[Task instructions]
Search the records below for "value"; copy each line that has it.

----

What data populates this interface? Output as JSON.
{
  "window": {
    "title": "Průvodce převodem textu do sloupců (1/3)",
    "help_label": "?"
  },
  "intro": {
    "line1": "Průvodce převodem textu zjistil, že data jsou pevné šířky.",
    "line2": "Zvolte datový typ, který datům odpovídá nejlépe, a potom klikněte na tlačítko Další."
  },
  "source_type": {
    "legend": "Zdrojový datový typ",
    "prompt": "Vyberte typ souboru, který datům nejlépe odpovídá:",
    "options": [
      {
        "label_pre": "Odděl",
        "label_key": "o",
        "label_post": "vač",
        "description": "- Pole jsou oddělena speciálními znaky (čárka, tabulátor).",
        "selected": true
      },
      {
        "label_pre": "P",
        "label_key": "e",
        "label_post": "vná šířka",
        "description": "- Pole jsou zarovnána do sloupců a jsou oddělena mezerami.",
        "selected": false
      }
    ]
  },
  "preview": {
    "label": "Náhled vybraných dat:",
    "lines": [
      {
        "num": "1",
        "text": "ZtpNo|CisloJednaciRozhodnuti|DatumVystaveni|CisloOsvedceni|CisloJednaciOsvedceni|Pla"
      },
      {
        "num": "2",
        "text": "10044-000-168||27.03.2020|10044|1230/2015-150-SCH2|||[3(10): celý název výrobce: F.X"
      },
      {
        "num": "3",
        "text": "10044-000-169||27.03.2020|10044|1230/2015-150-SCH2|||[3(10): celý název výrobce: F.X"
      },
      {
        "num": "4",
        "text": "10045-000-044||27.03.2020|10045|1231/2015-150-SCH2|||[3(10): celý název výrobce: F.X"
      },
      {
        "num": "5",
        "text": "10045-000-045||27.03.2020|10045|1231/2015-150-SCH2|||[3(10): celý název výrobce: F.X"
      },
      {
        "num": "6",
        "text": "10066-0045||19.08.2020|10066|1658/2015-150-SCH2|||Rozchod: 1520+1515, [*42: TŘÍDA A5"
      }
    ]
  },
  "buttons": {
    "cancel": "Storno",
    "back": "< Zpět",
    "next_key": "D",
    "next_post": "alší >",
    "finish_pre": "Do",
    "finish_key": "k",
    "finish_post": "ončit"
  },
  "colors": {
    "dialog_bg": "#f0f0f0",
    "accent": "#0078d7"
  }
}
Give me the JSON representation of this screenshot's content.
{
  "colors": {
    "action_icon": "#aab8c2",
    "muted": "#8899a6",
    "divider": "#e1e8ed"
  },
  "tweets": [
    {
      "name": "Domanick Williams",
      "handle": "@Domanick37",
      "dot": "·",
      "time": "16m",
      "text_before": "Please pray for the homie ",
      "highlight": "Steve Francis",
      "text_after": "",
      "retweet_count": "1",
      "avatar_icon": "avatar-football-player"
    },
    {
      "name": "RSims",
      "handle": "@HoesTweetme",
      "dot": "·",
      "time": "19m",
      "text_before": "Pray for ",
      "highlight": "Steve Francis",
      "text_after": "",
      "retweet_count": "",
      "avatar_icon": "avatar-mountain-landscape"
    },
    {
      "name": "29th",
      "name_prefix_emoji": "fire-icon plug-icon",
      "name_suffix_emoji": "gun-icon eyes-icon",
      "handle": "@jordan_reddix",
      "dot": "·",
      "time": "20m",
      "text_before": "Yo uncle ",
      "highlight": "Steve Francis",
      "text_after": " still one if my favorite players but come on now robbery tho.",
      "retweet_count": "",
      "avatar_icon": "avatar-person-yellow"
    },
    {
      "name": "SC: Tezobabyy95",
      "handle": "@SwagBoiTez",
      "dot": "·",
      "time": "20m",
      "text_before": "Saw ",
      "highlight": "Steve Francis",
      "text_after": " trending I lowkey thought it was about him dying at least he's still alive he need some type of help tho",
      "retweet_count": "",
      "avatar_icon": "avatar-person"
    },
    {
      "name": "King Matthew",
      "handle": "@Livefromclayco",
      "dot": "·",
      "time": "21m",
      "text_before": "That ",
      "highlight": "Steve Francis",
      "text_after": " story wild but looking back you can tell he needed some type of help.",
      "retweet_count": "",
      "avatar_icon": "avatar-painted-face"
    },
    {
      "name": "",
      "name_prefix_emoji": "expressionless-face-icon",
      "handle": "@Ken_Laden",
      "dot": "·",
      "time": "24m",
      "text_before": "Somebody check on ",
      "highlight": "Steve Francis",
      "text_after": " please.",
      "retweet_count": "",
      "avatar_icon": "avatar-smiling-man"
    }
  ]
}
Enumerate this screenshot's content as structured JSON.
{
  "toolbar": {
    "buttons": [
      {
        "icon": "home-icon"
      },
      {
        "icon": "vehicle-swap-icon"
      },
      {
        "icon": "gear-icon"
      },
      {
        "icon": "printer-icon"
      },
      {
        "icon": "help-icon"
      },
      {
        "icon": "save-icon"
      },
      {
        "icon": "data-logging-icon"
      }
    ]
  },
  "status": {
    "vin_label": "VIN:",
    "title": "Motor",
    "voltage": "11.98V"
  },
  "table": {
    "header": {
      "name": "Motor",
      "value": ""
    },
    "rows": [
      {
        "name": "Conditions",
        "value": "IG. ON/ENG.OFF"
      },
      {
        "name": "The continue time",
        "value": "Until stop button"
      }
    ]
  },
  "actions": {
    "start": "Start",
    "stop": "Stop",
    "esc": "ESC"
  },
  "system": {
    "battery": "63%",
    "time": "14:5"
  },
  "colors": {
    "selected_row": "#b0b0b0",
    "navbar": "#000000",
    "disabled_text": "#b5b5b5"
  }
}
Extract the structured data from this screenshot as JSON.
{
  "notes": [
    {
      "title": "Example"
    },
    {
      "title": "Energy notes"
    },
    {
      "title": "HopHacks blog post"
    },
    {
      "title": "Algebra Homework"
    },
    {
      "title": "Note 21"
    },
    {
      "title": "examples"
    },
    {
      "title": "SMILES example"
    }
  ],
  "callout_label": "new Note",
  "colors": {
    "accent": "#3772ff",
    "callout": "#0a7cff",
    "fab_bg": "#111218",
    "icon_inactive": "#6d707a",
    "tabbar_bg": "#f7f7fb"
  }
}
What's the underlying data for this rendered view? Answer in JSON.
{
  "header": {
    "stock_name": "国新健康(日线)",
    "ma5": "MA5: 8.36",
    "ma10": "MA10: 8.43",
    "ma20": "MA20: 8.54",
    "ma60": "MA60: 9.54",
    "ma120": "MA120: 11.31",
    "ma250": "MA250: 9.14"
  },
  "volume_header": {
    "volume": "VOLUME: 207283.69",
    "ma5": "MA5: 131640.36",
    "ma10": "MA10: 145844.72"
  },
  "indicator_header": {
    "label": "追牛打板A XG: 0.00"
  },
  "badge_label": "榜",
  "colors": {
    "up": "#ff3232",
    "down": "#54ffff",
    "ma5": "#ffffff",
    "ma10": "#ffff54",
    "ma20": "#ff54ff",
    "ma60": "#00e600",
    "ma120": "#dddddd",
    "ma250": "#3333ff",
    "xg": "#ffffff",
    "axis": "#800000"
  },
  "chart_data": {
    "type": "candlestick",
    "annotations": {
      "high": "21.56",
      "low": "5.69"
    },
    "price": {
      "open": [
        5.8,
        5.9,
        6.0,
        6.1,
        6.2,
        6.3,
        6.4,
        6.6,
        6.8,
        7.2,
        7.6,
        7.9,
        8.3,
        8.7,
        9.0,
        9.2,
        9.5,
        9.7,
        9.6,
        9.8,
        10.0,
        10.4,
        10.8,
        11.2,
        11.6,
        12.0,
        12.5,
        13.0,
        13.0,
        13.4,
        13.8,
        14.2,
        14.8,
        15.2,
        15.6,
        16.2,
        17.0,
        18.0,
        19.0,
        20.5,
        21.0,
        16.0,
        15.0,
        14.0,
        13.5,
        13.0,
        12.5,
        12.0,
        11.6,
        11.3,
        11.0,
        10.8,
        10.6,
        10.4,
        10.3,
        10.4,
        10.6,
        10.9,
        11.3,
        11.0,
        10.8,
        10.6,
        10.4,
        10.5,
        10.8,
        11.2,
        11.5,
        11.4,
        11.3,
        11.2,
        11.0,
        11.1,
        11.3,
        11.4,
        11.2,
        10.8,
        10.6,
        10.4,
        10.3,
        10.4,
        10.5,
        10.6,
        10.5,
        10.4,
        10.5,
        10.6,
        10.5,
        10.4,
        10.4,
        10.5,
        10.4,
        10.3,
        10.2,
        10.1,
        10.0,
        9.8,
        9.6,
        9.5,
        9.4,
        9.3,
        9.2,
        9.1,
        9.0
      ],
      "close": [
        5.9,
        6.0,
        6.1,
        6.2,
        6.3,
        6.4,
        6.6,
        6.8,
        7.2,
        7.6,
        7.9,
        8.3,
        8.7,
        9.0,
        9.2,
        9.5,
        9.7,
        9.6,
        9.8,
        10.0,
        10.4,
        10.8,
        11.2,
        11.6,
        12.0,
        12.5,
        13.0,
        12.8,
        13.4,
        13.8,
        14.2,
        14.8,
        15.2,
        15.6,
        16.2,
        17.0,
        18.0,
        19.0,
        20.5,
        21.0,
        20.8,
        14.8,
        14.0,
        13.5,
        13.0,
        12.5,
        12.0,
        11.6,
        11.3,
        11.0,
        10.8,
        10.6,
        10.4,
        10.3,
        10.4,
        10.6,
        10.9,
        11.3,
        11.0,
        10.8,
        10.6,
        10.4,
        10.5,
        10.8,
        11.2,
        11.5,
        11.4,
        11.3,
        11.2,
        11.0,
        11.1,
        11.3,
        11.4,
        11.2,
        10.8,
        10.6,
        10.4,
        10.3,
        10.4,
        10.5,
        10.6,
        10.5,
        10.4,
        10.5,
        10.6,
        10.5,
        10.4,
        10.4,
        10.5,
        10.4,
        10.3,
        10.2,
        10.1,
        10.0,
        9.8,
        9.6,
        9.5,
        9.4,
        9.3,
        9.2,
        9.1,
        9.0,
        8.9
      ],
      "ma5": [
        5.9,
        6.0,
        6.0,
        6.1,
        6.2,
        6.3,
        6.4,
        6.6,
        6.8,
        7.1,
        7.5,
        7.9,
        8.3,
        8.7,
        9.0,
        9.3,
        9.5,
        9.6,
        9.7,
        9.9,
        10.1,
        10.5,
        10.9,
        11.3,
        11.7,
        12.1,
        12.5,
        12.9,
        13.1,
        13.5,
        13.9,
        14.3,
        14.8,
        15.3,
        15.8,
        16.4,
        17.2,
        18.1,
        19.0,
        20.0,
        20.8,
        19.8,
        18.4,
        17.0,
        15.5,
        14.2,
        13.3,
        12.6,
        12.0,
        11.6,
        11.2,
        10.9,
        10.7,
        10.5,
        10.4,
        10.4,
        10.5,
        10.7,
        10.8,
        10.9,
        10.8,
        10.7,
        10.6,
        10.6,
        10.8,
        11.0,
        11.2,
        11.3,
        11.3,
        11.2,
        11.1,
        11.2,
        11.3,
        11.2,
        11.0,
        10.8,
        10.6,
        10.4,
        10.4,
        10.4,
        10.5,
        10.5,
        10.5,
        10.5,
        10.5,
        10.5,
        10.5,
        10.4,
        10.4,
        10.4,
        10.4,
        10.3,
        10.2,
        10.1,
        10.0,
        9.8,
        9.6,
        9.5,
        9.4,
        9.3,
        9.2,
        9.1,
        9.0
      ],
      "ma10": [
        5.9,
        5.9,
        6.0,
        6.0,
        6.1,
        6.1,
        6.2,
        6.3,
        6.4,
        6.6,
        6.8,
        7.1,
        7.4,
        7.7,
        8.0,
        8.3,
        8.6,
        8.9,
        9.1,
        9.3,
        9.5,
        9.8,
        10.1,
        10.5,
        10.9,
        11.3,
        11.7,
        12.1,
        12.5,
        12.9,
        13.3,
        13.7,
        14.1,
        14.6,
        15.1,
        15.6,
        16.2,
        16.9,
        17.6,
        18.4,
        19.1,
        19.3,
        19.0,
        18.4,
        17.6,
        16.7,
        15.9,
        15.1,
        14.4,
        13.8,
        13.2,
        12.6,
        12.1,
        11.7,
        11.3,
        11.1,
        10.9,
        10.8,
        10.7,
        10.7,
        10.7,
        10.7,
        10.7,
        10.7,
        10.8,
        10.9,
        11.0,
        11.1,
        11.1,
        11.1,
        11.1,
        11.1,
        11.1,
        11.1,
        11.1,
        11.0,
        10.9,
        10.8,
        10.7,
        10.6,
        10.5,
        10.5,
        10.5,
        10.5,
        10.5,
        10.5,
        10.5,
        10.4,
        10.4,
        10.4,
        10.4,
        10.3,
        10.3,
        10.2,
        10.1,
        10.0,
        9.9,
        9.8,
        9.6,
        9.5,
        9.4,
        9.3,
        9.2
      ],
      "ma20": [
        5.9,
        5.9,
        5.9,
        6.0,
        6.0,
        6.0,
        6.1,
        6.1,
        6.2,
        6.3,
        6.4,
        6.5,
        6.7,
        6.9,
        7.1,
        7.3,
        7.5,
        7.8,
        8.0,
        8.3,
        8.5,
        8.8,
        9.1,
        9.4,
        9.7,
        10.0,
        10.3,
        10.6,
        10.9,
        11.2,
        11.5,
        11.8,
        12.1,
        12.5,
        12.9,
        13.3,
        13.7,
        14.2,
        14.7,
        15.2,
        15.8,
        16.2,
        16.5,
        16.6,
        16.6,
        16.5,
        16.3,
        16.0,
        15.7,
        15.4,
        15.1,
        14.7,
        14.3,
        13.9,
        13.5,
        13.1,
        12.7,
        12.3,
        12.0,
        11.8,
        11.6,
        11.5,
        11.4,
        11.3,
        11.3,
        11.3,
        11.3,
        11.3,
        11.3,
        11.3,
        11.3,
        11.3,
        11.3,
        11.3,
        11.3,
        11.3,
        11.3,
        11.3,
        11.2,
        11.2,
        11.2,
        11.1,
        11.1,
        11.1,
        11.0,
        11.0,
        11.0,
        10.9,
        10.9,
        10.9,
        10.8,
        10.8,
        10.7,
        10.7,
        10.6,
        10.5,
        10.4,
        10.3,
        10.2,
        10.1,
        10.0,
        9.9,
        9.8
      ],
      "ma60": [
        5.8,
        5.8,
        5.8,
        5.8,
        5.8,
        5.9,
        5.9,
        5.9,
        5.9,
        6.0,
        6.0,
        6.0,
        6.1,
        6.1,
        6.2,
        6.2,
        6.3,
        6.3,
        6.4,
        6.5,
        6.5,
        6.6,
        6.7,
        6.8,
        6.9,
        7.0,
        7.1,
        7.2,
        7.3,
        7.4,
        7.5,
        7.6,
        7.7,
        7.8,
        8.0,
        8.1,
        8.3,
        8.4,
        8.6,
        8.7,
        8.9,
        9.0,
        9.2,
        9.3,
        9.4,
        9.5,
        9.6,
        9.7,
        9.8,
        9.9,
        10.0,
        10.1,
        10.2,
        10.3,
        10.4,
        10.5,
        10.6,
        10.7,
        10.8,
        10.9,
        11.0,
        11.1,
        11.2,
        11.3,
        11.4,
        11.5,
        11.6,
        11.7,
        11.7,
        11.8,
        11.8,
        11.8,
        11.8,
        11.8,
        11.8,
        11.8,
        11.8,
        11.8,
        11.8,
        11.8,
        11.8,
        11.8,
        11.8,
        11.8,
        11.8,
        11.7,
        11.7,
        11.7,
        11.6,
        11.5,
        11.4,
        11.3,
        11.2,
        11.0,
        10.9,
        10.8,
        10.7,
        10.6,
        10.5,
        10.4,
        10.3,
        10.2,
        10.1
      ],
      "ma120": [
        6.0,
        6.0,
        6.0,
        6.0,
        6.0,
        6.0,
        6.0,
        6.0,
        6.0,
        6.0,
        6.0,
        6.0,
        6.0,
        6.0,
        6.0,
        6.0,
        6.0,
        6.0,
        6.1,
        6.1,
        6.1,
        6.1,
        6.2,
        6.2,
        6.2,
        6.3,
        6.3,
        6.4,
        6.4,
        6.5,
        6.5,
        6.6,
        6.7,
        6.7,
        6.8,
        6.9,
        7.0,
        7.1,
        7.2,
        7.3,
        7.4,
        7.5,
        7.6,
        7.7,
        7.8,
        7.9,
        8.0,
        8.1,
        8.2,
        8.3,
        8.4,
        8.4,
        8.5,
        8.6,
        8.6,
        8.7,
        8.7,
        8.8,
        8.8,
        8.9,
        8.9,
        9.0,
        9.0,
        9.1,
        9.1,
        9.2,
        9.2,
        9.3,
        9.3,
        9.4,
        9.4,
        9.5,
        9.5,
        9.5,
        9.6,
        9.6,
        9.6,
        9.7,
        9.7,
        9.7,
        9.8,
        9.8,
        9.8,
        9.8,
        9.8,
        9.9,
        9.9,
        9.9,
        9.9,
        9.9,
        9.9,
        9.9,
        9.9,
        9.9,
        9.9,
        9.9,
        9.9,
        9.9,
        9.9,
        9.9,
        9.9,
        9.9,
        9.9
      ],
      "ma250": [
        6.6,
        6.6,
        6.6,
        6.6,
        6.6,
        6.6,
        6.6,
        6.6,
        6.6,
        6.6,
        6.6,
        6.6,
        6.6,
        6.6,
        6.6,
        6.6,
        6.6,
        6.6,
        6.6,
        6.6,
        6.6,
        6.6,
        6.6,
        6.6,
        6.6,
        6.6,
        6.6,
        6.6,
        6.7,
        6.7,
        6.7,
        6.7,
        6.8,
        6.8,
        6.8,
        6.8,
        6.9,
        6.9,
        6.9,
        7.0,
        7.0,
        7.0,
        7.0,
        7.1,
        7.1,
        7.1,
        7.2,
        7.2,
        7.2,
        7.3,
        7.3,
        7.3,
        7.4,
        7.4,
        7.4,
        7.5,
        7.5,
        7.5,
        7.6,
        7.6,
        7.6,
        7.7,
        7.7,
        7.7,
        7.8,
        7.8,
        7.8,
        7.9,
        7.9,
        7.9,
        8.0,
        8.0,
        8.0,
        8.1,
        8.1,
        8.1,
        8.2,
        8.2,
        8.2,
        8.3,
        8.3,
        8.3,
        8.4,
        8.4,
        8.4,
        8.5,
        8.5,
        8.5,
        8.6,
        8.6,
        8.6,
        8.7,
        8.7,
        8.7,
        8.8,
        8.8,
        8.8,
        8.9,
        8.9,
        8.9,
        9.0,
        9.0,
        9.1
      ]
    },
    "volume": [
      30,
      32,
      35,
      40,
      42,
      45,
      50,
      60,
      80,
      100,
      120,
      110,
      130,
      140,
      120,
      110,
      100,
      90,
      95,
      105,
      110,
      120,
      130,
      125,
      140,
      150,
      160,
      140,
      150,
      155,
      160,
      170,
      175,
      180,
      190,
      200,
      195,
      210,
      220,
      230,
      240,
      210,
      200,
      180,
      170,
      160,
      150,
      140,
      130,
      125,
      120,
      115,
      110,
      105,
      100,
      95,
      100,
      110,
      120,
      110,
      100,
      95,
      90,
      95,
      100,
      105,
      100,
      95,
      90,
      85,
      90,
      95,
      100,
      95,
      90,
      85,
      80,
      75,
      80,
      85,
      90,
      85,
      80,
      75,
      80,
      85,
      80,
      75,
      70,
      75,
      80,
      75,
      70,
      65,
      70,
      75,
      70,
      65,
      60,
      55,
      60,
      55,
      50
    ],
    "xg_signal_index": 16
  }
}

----

[Output]
      "value": ""
        "value": "IG. ON/ENG.OFF"
        "value": "Until stop button"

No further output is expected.